The Detroit RiverWalk currently runs from Joe Louis Arena (home of the Red Wings) east, past the Renaissance Center to the foot of Mt. Elliott Street. It’s a distance of about 2-1/2 miles. Built of brick and cement, it hugs the Detroit River, making for a nice leisurely stroll or bike ride. It’s especially relaxing when a huge, thousand foot freighter glides silently by, floating atop the river that on most weekend days is filled with pleasure boats. While bicycling along the walk over the past couple of years, I’ve noticed that most people confine their visit to the foot of Hart Plaza near downtown, east beyond the Renaissance Center to the merry-go-round near Milliken State Park.

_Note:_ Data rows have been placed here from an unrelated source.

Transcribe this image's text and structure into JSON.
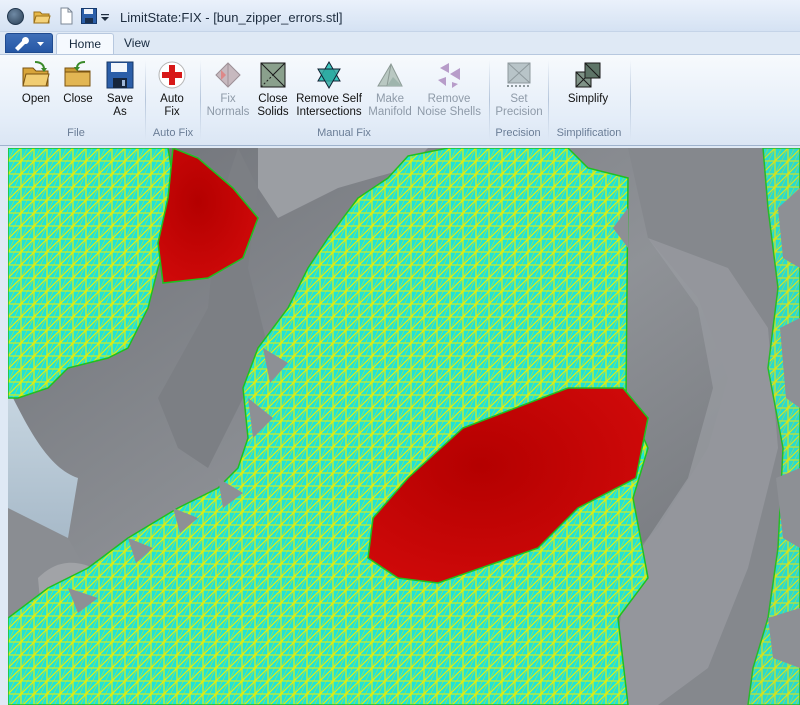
{
  "window": {
    "title": "LimitState:FIX - [bun_zipper_errors.stl]"
  },
  "quick_access": {
    "icons": [
      "open-folder-icon",
      "new-document-icon",
      "save-disk-icon",
      "dropdown-arrow-icon"
    ]
  },
  "tabs": [
    {
      "label": "Home",
      "active": true
    },
    {
      "label": "View",
      "active": false
    }
  ],
  "ribbon": {
    "groups": [
      {
        "label": "File"
      },
      {
        "label": "Auto Fix"
      },
      {
        "label": "Manual Fix"
      },
      {
        "label": "Precision"
      },
      {
        "label": "Simplification"
      }
    ],
    "buttons": {
      "open": {
        "line1": "Open",
        "line2": ""
      },
      "close": {
        "line1": "Close",
        "line2": ""
      },
      "save_as": {
        "line1": "Save",
        "line2": "As"
      },
      "auto_fix": {
        "line1": "Auto",
        "line2": "Fix"
      },
      "fix_normals": {
        "line1": "Fix",
        "line2": "Normals"
      },
      "close_solids": {
        "line1": "Close",
        "line2": "Solids"
      },
      "remove_self_intersections": {
        "line1": "Remove Self",
        "line2": "Intersections"
      },
      "make_manifold": {
        "line1": "Make",
        "line2": "Manifold"
      },
      "remove_noise_shells": {
        "line1": "Remove",
        "line2": "Noise Shells"
      },
      "set_precision": {
        "line1": "Set",
        "line2": "Precision"
      },
      "simplify": {
        "line1": "Simplify",
        "line2": ""
      }
    }
  },
  "colors": {
    "mesh_gray": "#8d8f93",
    "error_region": "#c00000",
    "highlight_faces": "#22e6d8",
    "wire": "#f4f400",
    "boundary": "#1fc01f"
  }
}
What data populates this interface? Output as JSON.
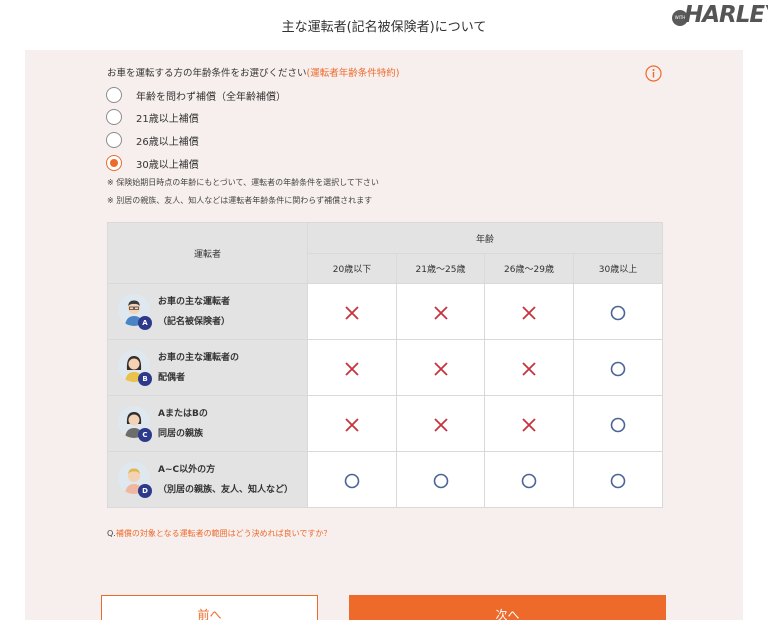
{
  "header": {
    "title": "主な運転者(記名被保険者)について"
  },
  "logo": {
    "small_text": "WITH",
    "brand": "HARLEY"
  },
  "question": {
    "text": "お車を運転する方の年齢条件をお選びください",
    "tag": "(運転者年齢条件特約)",
    "info_icon": "info-circle-icon"
  },
  "options": [
    {
      "label": "年齢を問わず補償（全年齢補償）",
      "checked": false
    },
    {
      "label": "21歳以上補償",
      "checked": false
    },
    {
      "label": "26歳以上補償",
      "checked": false
    },
    {
      "label": "30歳以上補償",
      "checked": true
    }
  ],
  "notes": [
    "※ 保険始期日時点の年齢にもとづいて、運転者の年齢条件を選択して下さい",
    "※ 別居の親族、友人、知人などは運転者年齢条件に関わらず補償されます"
  ],
  "table": {
    "driver_header": "運転者",
    "age_header": "年齢",
    "age_columns": [
      "20歳以下",
      "21歳〜25歳",
      "26歳〜29歳",
      "30歳以上"
    ],
    "rows": [
      {
        "badge": "A",
        "line1": "お車の主な運転者",
        "line2": "（記名被保険者）",
        "marks": [
          "x",
          "x",
          "x",
          "o"
        ]
      },
      {
        "badge": "B",
        "line1": "お車の主な運転者の",
        "line2": "配偶者",
        "marks": [
          "x",
          "x",
          "x",
          "o"
        ]
      },
      {
        "badge": "C",
        "line1": "AまたはBの",
        "line2": "同居の親族",
        "marks": [
          "x",
          "x",
          "x",
          "o"
        ]
      },
      {
        "badge": "D",
        "line1": "A~C以外の方",
        "line2": "（別居の親族、友人、知人など）",
        "marks": [
          "o",
          "o",
          "o",
          "o"
        ]
      }
    ]
  },
  "faq": {
    "prefix": "Q.",
    "link": "補償の対象となる運転者の範囲はどう決めれば良いですか？"
  },
  "buttons": {
    "prev": "前へ",
    "next": "次へ"
  },
  "colors": {
    "accent": "#ee6a2a",
    "cross": "#c8323c",
    "circle": "#4a6496",
    "badge": "#2d3a8c",
    "panel": "#f6efee"
  }
}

However, there is a lesser visited portion of the RiverWalk that stretches further east of Milliken Park, to the foot of Mt. Elliot and its namesake park. To me, that section is more serene, less crowded and much quieter. In fact, I’m always surprised at the lack of people on that particular stretch. Sure there is a good mix of bicyclists, joggers and a few fishermen, (some out on the break walls jutting into the river) but it’s limited and not many casual walkers visit that end of the walk.
In some ways, the far east end of the RiverWalk is much more interesting. There are newer commercial and residential structures, such as the UAW Headquarters and the Harbortown Condominiums that face the walk. That section also has a nice group of late 19th century buildings right out of Detroit’s early industrial heritage. Along that strip, for example, I’ve passed beautiful old brick structures, such as the former Park-Davis Research Laboratory. This is a National Historic Landmark built in the late 1800s. On that same stretch I’ve seen the vintage 1874 three-story Detroit Lighthouse Depot located next to the U.S. Coast Guard property at Mt. Elliott Street. Also, in the east end area of the RiverWalk are The Iron Street lofts near the river. The lofts are carved out of a former four-story saddle and plumbing manufacturing facility that was constructed in the 1890s.
In addition to the eclectic mix of buildings found along the east end of the RiverWalk, are harbors of refuge and the U.S. Coast Guard Station. The station has supply laden docks, floating rescue boats, overhead boat rigging and buoys lined up like bowling pins. It has an industrial ship building look and feel to it and is remarkably quiet. I’ve bicycled past the riverside station quite a bit, and most of time all I hear is the distinct snapping sound of flags flapping in the breeze or the cry of gulls passing overhead. The calmness of those sounds reflects the feeling I get while cycling along the east end section of the RiverWalk.